(WHAT IS BEING ASKED): Each line of the records below that includes "Server" adds one to the count; state the final count by itself.

(Dataset excerpts)

######

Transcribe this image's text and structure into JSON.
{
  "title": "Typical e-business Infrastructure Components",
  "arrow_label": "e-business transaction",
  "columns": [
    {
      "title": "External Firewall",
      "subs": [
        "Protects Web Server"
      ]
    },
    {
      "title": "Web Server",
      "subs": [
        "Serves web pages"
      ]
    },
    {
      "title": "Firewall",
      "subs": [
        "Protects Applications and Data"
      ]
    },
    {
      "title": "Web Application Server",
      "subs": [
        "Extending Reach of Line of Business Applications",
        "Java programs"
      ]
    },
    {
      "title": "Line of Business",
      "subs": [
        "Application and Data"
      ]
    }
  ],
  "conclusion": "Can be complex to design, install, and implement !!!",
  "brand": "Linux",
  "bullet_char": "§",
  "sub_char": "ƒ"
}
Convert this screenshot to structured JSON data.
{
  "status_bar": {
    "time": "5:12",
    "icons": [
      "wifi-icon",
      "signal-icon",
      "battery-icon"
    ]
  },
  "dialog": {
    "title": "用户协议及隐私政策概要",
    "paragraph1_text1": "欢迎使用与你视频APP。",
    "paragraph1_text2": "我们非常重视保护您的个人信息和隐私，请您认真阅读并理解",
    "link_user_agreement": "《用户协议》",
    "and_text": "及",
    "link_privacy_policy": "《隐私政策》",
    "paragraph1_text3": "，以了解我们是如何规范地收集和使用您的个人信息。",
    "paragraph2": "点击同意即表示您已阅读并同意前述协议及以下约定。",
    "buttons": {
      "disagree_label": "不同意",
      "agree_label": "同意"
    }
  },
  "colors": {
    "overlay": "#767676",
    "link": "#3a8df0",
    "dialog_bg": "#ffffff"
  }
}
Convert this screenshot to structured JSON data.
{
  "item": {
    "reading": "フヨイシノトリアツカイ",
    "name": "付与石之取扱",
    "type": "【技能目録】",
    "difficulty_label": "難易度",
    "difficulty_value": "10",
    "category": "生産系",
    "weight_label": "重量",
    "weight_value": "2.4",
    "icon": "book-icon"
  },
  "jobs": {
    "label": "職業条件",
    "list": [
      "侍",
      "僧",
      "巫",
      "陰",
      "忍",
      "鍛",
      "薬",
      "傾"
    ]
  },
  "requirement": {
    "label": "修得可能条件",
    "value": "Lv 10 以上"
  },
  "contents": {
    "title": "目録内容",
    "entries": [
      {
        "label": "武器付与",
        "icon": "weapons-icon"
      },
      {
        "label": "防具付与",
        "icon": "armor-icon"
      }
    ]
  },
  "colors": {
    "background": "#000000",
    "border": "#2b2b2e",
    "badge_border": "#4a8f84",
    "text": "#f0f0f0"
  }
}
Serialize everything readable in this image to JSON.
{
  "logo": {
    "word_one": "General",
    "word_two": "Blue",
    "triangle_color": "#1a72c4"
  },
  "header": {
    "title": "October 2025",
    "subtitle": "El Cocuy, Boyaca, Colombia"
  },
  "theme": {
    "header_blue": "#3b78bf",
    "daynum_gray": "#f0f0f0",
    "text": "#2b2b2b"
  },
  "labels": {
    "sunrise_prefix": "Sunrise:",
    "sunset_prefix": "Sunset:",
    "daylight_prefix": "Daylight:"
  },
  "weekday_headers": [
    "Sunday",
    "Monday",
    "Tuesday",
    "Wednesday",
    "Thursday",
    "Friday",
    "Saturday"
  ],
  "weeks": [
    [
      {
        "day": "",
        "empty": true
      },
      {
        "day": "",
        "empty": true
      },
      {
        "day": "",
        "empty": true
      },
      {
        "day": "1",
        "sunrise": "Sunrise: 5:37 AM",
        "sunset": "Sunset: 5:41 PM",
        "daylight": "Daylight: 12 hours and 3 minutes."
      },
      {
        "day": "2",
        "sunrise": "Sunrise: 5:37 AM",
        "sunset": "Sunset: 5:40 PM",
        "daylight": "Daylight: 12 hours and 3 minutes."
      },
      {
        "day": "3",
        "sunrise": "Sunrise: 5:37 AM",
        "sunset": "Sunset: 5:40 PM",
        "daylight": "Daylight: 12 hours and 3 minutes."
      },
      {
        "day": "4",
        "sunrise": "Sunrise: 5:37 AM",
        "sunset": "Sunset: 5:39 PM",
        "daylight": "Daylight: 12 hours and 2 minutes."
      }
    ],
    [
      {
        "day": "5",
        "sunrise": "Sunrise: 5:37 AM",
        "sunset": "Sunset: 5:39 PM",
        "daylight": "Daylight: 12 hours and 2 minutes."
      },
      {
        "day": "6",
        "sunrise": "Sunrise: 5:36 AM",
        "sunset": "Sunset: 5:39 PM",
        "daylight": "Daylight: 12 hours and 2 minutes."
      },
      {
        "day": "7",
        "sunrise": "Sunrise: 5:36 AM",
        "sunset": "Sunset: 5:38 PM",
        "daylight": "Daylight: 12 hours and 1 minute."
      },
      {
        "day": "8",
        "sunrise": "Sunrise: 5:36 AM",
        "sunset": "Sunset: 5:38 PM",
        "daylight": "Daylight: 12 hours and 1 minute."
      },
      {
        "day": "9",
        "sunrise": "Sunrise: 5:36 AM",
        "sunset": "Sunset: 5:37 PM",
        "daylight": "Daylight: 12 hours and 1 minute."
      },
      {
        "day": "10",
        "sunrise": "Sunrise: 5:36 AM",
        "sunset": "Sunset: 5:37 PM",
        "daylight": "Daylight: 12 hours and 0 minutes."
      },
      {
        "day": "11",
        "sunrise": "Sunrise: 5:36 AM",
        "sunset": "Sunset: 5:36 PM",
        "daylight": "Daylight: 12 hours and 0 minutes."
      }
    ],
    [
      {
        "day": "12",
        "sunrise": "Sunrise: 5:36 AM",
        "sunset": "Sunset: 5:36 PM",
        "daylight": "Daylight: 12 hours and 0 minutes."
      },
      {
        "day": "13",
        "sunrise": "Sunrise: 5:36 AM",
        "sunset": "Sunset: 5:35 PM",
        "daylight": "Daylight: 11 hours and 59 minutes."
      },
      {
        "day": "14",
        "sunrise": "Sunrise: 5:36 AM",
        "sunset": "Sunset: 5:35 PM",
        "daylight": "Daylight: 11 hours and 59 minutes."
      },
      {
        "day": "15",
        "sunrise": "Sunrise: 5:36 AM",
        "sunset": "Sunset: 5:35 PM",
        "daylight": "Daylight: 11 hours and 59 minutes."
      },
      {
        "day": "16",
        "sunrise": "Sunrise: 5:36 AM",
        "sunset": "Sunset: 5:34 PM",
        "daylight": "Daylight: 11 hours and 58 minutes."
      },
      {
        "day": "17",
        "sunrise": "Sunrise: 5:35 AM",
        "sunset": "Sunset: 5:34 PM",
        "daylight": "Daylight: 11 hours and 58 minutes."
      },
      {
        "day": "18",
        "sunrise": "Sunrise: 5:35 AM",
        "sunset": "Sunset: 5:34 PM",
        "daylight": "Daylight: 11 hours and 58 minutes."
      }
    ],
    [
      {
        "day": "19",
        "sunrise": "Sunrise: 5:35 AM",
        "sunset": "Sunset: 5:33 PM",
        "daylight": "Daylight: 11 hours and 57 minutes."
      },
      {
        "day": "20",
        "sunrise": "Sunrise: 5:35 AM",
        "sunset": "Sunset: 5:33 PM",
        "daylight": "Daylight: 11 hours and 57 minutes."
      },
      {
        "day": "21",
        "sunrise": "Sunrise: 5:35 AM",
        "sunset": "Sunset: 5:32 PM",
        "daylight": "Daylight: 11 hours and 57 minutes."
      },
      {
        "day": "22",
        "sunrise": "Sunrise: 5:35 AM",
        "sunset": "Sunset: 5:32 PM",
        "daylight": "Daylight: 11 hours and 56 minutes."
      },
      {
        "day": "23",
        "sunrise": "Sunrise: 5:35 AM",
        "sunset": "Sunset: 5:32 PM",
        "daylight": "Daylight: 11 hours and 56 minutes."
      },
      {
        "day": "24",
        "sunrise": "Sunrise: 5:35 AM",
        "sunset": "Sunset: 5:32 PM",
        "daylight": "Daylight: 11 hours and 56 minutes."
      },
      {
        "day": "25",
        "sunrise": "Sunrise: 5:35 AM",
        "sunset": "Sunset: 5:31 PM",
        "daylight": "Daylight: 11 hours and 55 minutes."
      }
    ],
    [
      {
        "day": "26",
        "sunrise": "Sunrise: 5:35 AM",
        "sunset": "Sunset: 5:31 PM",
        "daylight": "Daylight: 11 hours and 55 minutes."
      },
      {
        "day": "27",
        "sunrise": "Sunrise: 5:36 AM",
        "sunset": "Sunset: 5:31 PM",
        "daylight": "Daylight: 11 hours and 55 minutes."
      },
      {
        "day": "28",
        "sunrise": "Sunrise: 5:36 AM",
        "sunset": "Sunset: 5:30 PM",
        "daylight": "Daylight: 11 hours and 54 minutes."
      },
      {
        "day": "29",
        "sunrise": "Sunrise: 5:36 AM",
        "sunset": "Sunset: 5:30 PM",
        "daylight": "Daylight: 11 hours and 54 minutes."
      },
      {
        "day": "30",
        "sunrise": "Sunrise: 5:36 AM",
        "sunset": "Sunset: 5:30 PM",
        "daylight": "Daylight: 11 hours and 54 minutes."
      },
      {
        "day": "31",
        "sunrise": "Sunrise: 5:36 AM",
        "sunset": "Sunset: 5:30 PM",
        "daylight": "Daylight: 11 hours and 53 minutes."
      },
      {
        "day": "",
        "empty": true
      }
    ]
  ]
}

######

(YOUR SOLUTION): 3